The Japanese Business Association of Ho Chi Minh City proposes further joint working on justice reform and improvement of services. According to a representative of the JETRO’s Hanoi Office, to increase Japanese investment inflows into Vietnam, several issues require focus. The first is that there are now more Japanese small- and medium-sized enterprises (SMEs) investing into Vietnam, instead of powerful firms as was the case in the past. Thus, it is necessary to increase transparency and building of more friendly regulations for SMEs.
The second issue is the low localisation rate. About 60 per cent of Japanese firms in Vietnam experience some difficulties in ensuring a supply of materials and spare parts.
As more Japanese enterprises are mulling over shifting investment from China and Thailand to Vietnam to benefit from the Comprehensive and Progressive Agreement for Trans-Pacific Partnership and to ease risks from US-China trade tensions, it is urgent to further develop the supporting industries.
The final issue according to JETRO is the lack of accurate and in-depth information.

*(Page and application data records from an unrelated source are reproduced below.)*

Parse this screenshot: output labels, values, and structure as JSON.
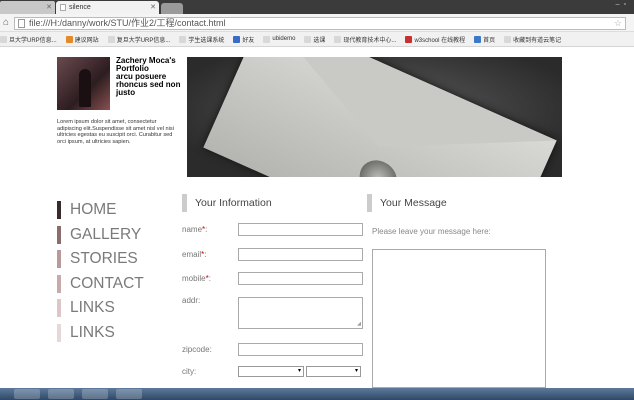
{
  "browser": {
    "tabs": [
      {
        "label": ""
      },
      {
        "label": "silence"
      }
    ],
    "url": "file:///H:/danny/work/STU/作业2/工程/contact.html",
    "bookmarks": [
      {
        "label": "旦大学URP信息...",
        "color": "#d8d8d8"
      },
      {
        "label": "建议网站",
        "color": "#e48a2a"
      },
      {
        "label": "复旦大学URP信息...",
        "color": "#d8d8d8"
      },
      {
        "label": "学生选课系统",
        "color": "#d8d8d8"
      },
      {
        "label": "好友",
        "color": "#3a6bc8"
      },
      {
        "label": "ubidemo",
        "color": "#d8d8d8"
      },
      {
        "label": "选课",
        "color": "#d8d8d8"
      },
      {
        "label": "现代教育技术中心...",
        "color": "#d8d8d8"
      },
      {
        "label": "w3school 在线教程",
        "color": "#c83030"
      },
      {
        "label": "首页",
        "color": "#3a7ac8"
      },
      {
        "label": "收藏到有道云笔记",
        "color": "#d8d8d8"
      }
    ]
  },
  "profile": {
    "name": "Zachery Moca's Portfolio",
    "tagline": "arcu posuere rhoncus sed non justo",
    "bio": "Lorem ipsum dolor sit amet, consectetur adipiscing elit.Suspendisse sit amet nisl vel nisi ultricies egestas eu suscipit orci. Curabitur sed orci ipsum, at ultricies sapien."
  },
  "nav": [
    {
      "label": "HOME",
      "color": "#3a2a2a"
    },
    {
      "label": "GALLERY",
      "color": "#8a6e6e"
    },
    {
      "label": "STORIES",
      "color": "#b89a9a"
    },
    {
      "label": "CONTACT",
      "color": "#c9aaaa"
    },
    {
      "label": "LINKS",
      "color": "#dcc6c6"
    },
    {
      "label": "LINKS",
      "color": "#e7d8d8"
    }
  ],
  "form": {
    "title": "Your Information",
    "fields": {
      "name": "name",
      "email": "email",
      "mobile": "mobile",
      "addr": "addr:",
      "zipcode": "zipcode:",
      "city": "city:"
    },
    "required_mark": "*",
    "colon": ":"
  },
  "message": {
    "title": "Your Message",
    "placeholder": "Please leave your message here:"
  }
}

Japanese businesses investing in Vietnam aim for exports, and they want to partner with both foreign-invested enterprises and local counterparts. However, there is still a shortage of information about such firms.

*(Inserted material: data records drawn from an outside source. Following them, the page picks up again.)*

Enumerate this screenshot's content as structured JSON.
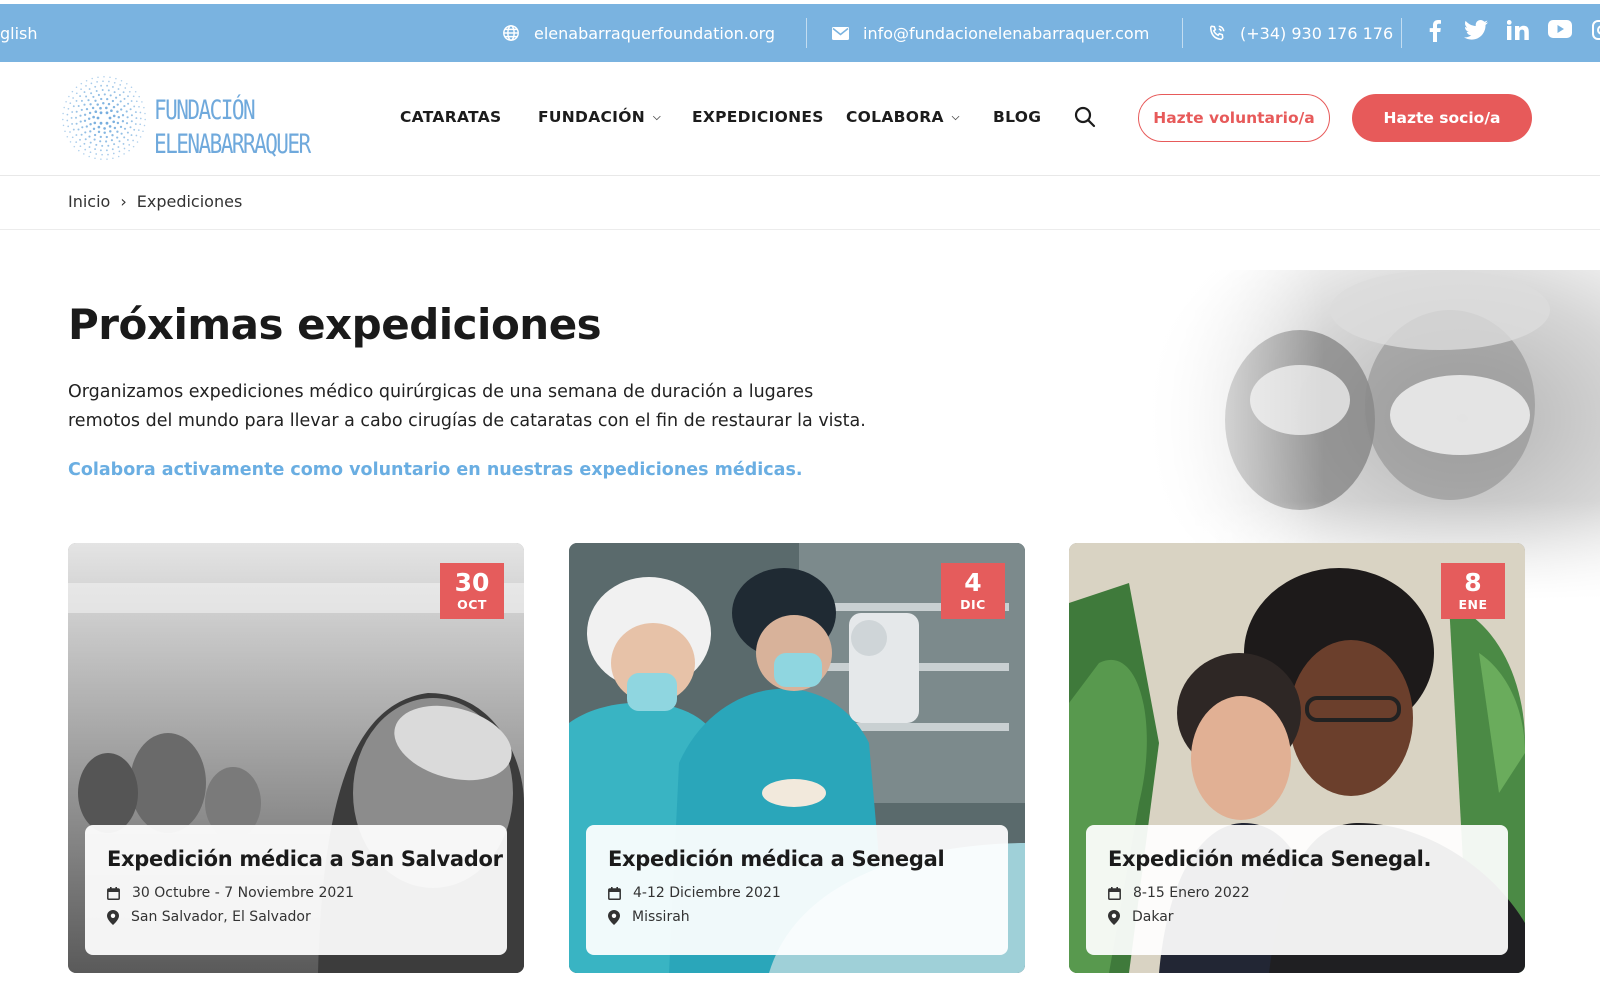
{
  "topbar": {
    "language": "glish",
    "website": "elenabarraquerfoundation.org",
    "email": "info@fundacionelenabarraquer.com",
    "phone": "(+34) 930 176 176",
    "social": [
      "facebook-icon",
      "twitter-icon",
      "linkedin-icon",
      "youtube-icon",
      "instagram-icon"
    ]
  },
  "logo": {
    "line1": "FUNDACIÓN",
    "line2": "ELENABARRAQUER"
  },
  "nav": {
    "items": [
      {
        "label": "CATARATAS",
        "dropdown": false
      },
      {
        "label": "FUNDACIÓN",
        "dropdown": true
      },
      {
        "label": "EXPEDICIONES",
        "dropdown": false
      },
      {
        "label": "COLABORA",
        "dropdown": true
      },
      {
        "label": "BLOG",
        "dropdown": false
      }
    ],
    "volunteer_button": "Hazte voluntario/a",
    "member_button": "Hazte socio/a"
  },
  "breadcrumb": {
    "home": "Inicio",
    "separator": "›",
    "current": "Expediciones"
  },
  "main": {
    "title": "Próximas expediciones",
    "intro_line1": "Organizamos expediciones médico quirúrgicas de una semana de duración a lugares",
    "intro_line2": "remotos del mundo para llevar a cabo cirugías de cataratas con el fin de restaurar la vista.",
    "cta": "Colabora activamente como voluntario en nuestras expediciones médicas."
  },
  "cards": [
    {
      "day": "30",
      "month": "OCT",
      "title": "Expedición médica a San Salvador",
      "dates": "30 Octubre - 7 Noviembre 2021",
      "location": "San Salvador, El Salvador"
    },
    {
      "day": "4",
      "month": "DIC",
      "title": "Expedición médica a Senegal",
      "dates": "4-12 Diciembre 2021",
      "location": "Missirah"
    },
    {
      "day": "8",
      "month": "ENE",
      "title": "Expedición médica Senegal.",
      "dates": "8-15 Enero 2022",
      "location": "Dakar"
    }
  ],
  "colors": {
    "topbar": "#7ab3e0",
    "accent_red": "#e75a5a",
    "link_blue": "#6aaee2",
    "logo_blue": "#6fa9dc"
  }
}
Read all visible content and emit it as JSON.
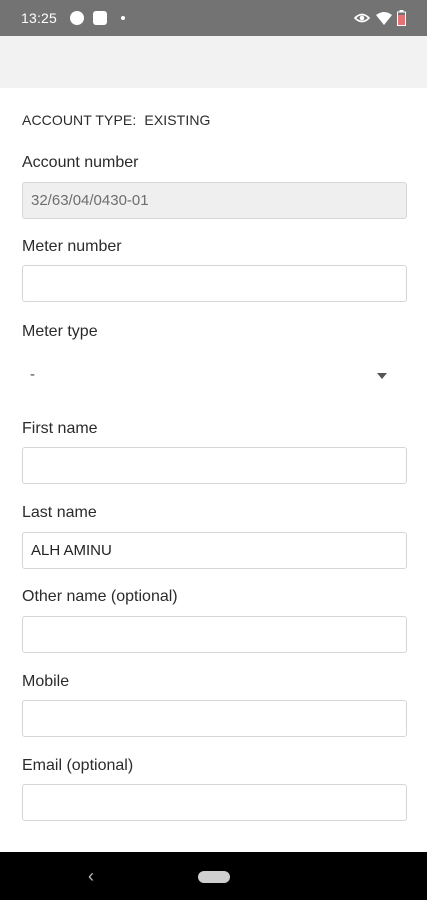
{
  "status_bar": {
    "time": "13:25"
  },
  "form": {
    "account_type_label": "ACCOUNT TYPE:",
    "account_type_value": "EXISTING",
    "account_number": {
      "label": "Account number",
      "value": "32/63/04/0430-01"
    },
    "meter_number": {
      "label": "Meter number",
      "value": ""
    },
    "meter_type": {
      "label": "Meter type",
      "value": "-"
    },
    "first_name": {
      "label": "First name",
      "value": ""
    },
    "last_name": {
      "label": "Last name",
      "value": "ALH AMINU"
    },
    "other_name": {
      "label": "Other name (optional)",
      "value": ""
    },
    "mobile": {
      "label": "Mobile",
      "value": ""
    },
    "email": {
      "label": "Email (optional)",
      "value": ""
    }
  },
  "nav": {
    "back_symbol": "‹"
  }
}
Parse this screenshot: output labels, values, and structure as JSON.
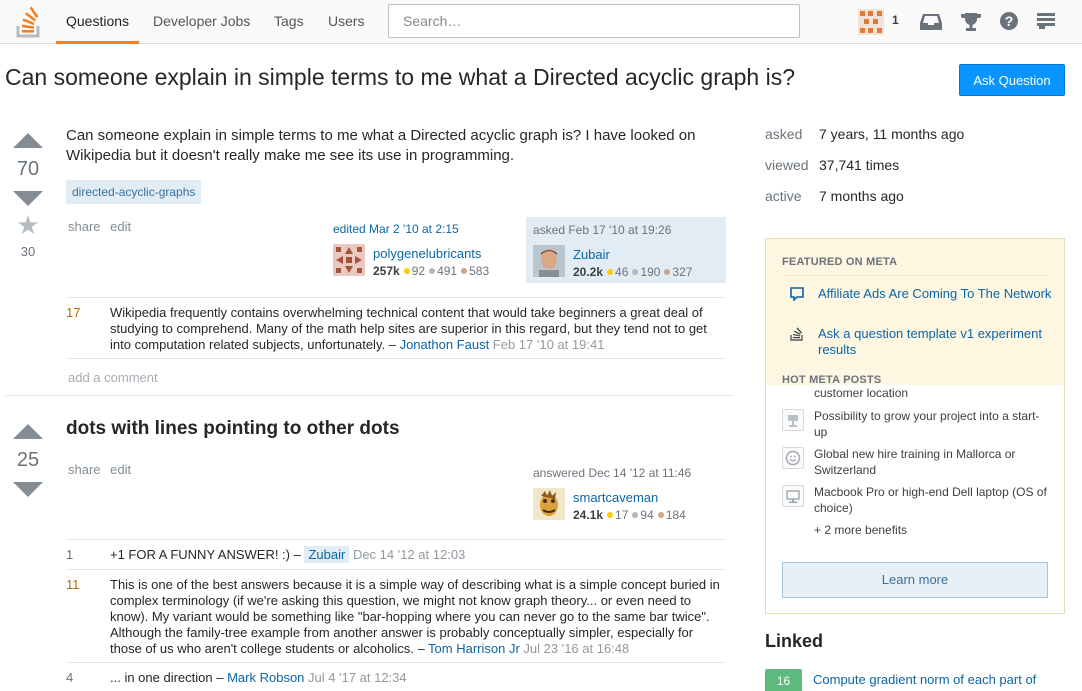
{
  "nav": {
    "questions": "Questions",
    "jobs": "Developer Jobs",
    "tags": "Tags",
    "users": "Users",
    "search_placeholder": "Search…",
    "inbox_count": "1"
  },
  "question": {
    "title": "Can someone explain in simple terms to me what a Directed acyclic graph is?",
    "ask_button": "Ask Question",
    "votes": "70",
    "favorites": "30",
    "body": "Can someone explain in simple terms to me what a Directed acyclic graph is? I have looked on Wikipedia but it doesn't really make me see its use in programming.",
    "tag": "directed-acyclic-graphs",
    "share": "share",
    "edit": "edit",
    "edited": {
      "time": "edited Mar 2 '10 at 2:15",
      "user": "polygenelubricants",
      "rep": "257k",
      "gold": "92",
      "silver": "491",
      "bronze": "583"
    },
    "asked": {
      "time": "asked Feb 17 '10 at 19:26",
      "user": "Zubair",
      "rep": "20.2k",
      "gold": "46",
      "silver": "190",
      "bronze": "327"
    },
    "comments": [
      {
        "score": "17",
        "text": "Wikipedia frequently contains overwhelming technical content that would take beginners a great deal of studying to comprehend. Many of the math help sites are superior in this regard, but they tend not to get into computation related subjects, unfortunately.",
        "sep": " – ",
        "user": "Jonathon Faust",
        "time": " Feb 17 '10 at 19:41"
      }
    ],
    "add_comment": "add a comment"
  },
  "answer": {
    "votes": "25",
    "title": "dots with lines pointing to other dots",
    "share": "share",
    "edit": "edit",
    "answered": {
      "time": "answered Dec 14 '12 at 11:46",
      "user": "smartcaveman",
      "rep": "24.1k",
      "gold": "17",
      "silver": "94",
      "bronze": "184"
    },
    "comments": [
      {
        "score": "1",
        "text": "+1 FOR A FUNNY ANSWER! :)",
        "sep": " – ",
        "user": "Zubair",
        "time": " Dec 14 '12 at 12:03"
      },
      {
        "score": "11",
        "text": "This is one of the best answers because it is a simple way of describing what is a simple concept buried in complex terminology (if we're asking this question, we might not know graph theory... or even need to know). My variant would be something like \"bar-hopping where you can never go to the same bar twice\". Although the family-tree example from another answer is probably conceptually simpler, especially for those of us who aren't college students or alcoholics.",
        "sep": " – ",
        "user": "Tom Harrison Jr",
        "time": " Jul 23 '16 at 16:48"
      },
      {
        "score": "4",
        "text": "... in one direction",
        "sep": " – ",
        "user": "Mark Robson",
        "time": " Jul 4 '17 at 12:34"
      }
    ]
  },
  "sidebar": {
    "stats": [
      {
        "label": "asked",
        "value": "7 years, 11 months ago"
      },
      {
        "label": "viewed",
        "value": "37,741 times"
      },
      {
        "label": "active",
        "value": "7 months ago"
      }
    ],
    "featured_heading": "FEATURED ON META",
    "featured": [
      "Affiliate Ads Are Coming To The Network",
      "Ask a question template v1 experiment results"
    ],
    "hot_heading": "HOT META POSTS",
    "benefits": [
      "customer location",
      "Possibility to grow your project into a start-up",
      "Global new hire training in Mallorca or Switzerland",
      "Macbook Pro or high-end Dell laptop (OS of choice)",
      "+ 2 more benefits"
    ],
    "learn_more": "Learn more",
    "linked_heading": "Linked",
    "linked": [
      {
        "score": "16",
        "title": "Compute gradient norm of each part of"
      }
    ]
  },
  "colors": {
    "accent": "#f48024",
    "link": "#0c65a5",
    "button": "#0995ff",
    "featured_bg": "#fdf7e2"
  }
}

The quality of human resources should also be improved to meet growing demands among increasing Japanese investment.
Currently, this represents a challenge for Vietnam, where trained individuals account for just under a quarter of the total workforce.
At the final evaluation meeting of the Vietnam-Japan Joint Initiative Phase VII, the Ministry of Planning and Investment along with the Japanese Embassy in Vietnam and the Vietnam-Japan Economic Committee under the Japan Business Federation of the Joint Committee, signed an MoU to kickstart the eighth phase of the Initiative, focusing on new approaches in line with current changes and demands.
In addition to concerns among Japanese businesses, the new phase will concentrate on the macro issues linked with important and feasible policy recommendations and contributing to improving the business climate, thus leveraging more Japanese investment into Vietnam and strengthening bilateral ties.
With more challenges expected to be dealt with in the near future, there may be more exciting prospects for ANA Holdings, Sumitomo, and other Japanese firms to explore in the local market.
This will also pin high hopes of a new wave of Japanese investment in Vietnam in the future.